Extract, from the records beneath this instruction, each line that contains the word "запросы".

##############################

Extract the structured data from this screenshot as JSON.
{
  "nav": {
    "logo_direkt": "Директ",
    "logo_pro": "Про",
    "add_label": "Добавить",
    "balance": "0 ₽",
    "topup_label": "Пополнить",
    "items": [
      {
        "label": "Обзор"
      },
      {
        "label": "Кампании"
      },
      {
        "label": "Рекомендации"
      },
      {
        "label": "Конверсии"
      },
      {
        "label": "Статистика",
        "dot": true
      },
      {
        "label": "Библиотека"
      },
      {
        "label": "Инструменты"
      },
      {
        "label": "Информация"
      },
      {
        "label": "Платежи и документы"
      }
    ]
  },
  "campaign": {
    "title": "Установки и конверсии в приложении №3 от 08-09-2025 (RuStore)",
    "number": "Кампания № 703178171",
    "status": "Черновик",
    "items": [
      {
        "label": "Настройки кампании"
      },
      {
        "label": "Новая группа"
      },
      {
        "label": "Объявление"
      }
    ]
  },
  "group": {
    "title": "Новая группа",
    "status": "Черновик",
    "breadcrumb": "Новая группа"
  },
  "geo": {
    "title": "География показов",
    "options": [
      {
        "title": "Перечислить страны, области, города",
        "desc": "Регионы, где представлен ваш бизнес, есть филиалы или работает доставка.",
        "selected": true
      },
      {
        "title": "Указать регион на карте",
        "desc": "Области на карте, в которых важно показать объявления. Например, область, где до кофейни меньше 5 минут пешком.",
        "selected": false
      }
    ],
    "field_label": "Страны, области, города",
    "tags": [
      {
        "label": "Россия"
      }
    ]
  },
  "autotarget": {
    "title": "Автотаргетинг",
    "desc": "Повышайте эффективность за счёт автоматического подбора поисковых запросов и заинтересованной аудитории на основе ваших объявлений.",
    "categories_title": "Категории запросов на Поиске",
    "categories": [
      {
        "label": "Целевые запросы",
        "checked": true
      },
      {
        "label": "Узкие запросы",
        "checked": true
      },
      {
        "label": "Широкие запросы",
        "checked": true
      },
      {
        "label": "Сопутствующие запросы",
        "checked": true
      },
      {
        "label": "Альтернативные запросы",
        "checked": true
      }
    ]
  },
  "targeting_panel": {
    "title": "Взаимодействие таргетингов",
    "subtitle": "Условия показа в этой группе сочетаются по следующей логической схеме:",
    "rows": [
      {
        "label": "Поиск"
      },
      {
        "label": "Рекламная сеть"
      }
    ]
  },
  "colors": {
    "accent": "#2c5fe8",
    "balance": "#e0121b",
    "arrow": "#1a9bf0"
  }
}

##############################

Answer to this problem
        "label": "Целевые запросы",
        "label": "Узкие запросы",
        "label": "Широкие запросы",
        "label": "Сопутствующие запросы",
        "label": "Альтернативные запросы",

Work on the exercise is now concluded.